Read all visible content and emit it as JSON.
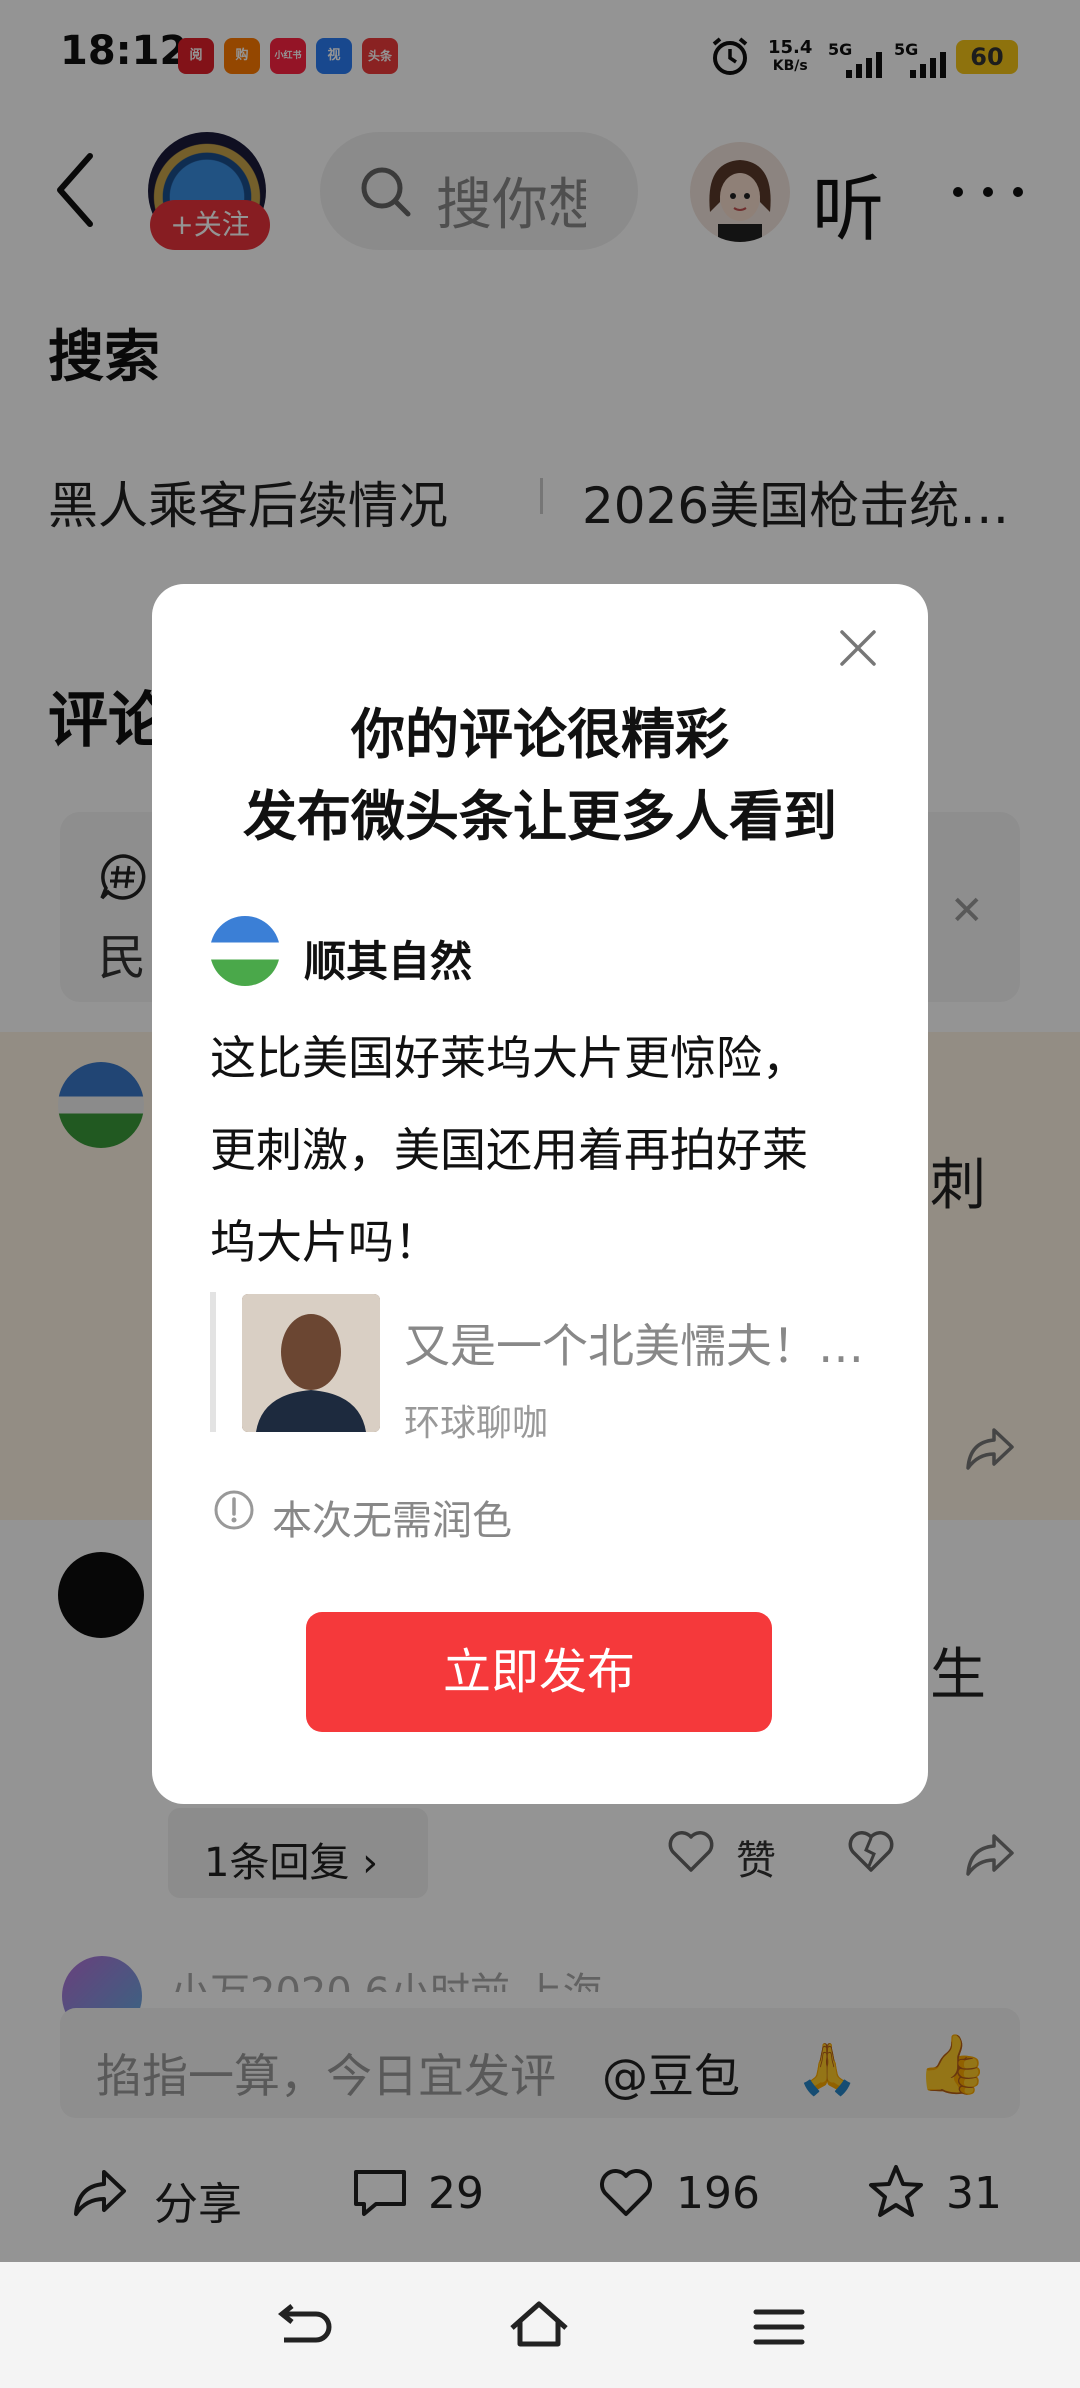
{
  "status_bar": {
    "time": "18:12",
    "net_speed": "15.4",
    "net_unit": "KB/s",
    "signal1": "5G",
    "signal2": "5G",
    "battery": "60",
    "app_icons": [
      "阅",
      "购",
      "小红书",
      "视",
      "头条"
    ]
  },
  "header": {
    "follow_label": "+关注",
    "search_placeholder": "搜你想",
    "listen_label": "听"
  },
  "search_section": {
    "title": "搜索",
    "suggestions": [
      "黑人乘客后续情况",
      "2026美国枪击统…"
    ]
  },
  "comments": {
    "heading": "评论",
    "topic_text": "民",
    "comment1_tail": "刺",
    "comment2_tail": "生",
    "reply_label": "1条回复",
    "like_label": "赞",
    "next_meta": "小万2020 6小时前 上海"
  },
  "input_bar": {
    "placeholder": "掐指一算，今日宜发评",
    "mention": "@豆包",
    "emoji1": "🙏",
    "emoji2": "👍"
  },
  "bottom_bar": {
    "share_label": "分享",
    "comment_count": "29",
    "like_count": "196",
    "favorite_count": "31"
  },
  "modal": {
    "title_line1": "你的评论很精彩",
    "title_line2": "发布微头条让更多人看到",
    "author_name": "顺其自然",
    "body_lines": [
      "这比美国好莱坞大片更惊险，",
      "更刺激，美国还用着再拍好莱",
      "坞大片吗！"
    ],
    "quote_title": "又是一个北美懦夫！…",
    "quote_source": "环球聊咖",
    "info_text": "本次无需润色",
    "publish_label": "立即发布"
  },
  "colors": {
    "accent_red": "#f5393b",
    "follow_red": "#e8333b",
    "battery": "#f5c518"
  }
}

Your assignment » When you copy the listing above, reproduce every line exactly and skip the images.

Response area »
Read all visible content and emit it as JSON.
{
  "status_bar": {
    "time": "18:12",
    "net_speed": "15.4",
    "net_unit": "KB/s",
    "signal1": "5G",
    "signal2": "5G",
    "battery": "60",
    "app_icons": [
      "阅",
      "购",
      "小红书",
      "视",
      "头条"
    ]
  },
  "header": {
    "follow_label": "+关注",
    "search_placeholder": "搜你想",
    "listen_label": "听"
  },
  "search_section": {
    "title": "搜索",
    "suggestions": [
      "黑人乘客后续情况",
      "2026美国枪击统…"
    ]
  },
  "comments": {
    "heading": "评论",
    "topic_text": "民",
    "comment1_tail": "刺",
    "comment2_tail": "生",
    "reply_label": "1条回复",
    "like_label": "赞",
    "next_meta": "小万2020 6小时前 上海"
  },
  "input_bar": {
    "placeholder": "掐指一算，今日宜发评",
    "mention": "@豆包",
    "emoji1": "🙏",
    "emoji2": "👍"
  },
  "bottom_bar": {
    "share_label": "分享",
    "comment_count": "29",
    "like_count": "196",
    "favorite_count": "31"
  },
  "modal": {
    "title_line1": "你的评论很精彩",
    "title_line2": "发布微头条让更多人看到",
    "author_name": "顺其自然",
    "body_lines": [
      "这比美国好莱坞大片更惊险，",
      "更刺激，美国还用着再拍好莱",
      "坞大片吗！"
    ],
    "quote_title": "又是一个北美懦夫！…",
    "quote_source": "环球聊咖",
    "info_text": "本次无需润色",
    "publish_label": "立即发布"
  },
  "colors": {
    "accent_red": "#f5393b",
    "follow_red": "#e8333b",
    "battery": "#f5c518"
  }
}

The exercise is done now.